Dataset rows describing interfaces:
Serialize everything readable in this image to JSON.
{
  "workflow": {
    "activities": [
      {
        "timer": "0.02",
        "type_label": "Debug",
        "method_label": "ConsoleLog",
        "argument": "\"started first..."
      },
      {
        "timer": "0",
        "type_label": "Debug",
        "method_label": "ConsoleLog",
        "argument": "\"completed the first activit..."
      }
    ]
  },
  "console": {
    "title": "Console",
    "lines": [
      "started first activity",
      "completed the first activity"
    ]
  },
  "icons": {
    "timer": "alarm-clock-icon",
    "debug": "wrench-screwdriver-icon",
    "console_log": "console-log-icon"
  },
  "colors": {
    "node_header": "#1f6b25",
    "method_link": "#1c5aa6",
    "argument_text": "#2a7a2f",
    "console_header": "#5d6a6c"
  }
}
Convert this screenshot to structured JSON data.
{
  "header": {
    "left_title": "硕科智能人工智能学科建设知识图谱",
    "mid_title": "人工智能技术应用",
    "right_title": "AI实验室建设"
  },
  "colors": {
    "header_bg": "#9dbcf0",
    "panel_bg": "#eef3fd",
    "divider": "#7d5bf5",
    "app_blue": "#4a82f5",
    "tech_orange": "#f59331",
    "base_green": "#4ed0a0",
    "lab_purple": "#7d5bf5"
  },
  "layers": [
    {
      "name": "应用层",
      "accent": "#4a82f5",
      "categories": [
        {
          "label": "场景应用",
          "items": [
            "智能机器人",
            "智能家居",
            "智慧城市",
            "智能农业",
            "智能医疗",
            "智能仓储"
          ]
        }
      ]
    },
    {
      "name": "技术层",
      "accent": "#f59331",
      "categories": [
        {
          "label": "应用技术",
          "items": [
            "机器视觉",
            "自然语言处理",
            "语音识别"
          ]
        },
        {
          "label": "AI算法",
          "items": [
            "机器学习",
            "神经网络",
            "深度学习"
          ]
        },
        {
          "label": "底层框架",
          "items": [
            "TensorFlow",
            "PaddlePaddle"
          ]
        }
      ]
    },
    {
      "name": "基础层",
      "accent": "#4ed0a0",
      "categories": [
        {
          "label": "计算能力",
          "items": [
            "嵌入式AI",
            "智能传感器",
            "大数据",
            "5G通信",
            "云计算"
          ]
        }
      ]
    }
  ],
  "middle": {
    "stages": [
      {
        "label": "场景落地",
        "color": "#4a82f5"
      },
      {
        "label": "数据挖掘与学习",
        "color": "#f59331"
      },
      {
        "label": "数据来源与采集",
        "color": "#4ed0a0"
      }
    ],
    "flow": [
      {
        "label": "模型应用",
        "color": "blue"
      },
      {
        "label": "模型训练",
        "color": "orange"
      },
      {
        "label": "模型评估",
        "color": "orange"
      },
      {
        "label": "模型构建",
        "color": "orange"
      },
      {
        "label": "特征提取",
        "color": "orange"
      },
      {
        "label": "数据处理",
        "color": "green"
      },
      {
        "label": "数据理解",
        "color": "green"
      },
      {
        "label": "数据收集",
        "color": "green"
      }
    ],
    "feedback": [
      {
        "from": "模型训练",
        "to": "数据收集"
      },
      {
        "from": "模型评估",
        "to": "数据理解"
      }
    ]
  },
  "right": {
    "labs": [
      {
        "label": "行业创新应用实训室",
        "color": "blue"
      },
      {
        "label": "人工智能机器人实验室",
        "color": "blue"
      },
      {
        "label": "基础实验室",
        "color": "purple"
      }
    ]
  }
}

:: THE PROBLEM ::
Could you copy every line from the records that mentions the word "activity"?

:: SOLUTION FOR THIS PROBLEM ::
      "started first activity",
      "completed the first activity"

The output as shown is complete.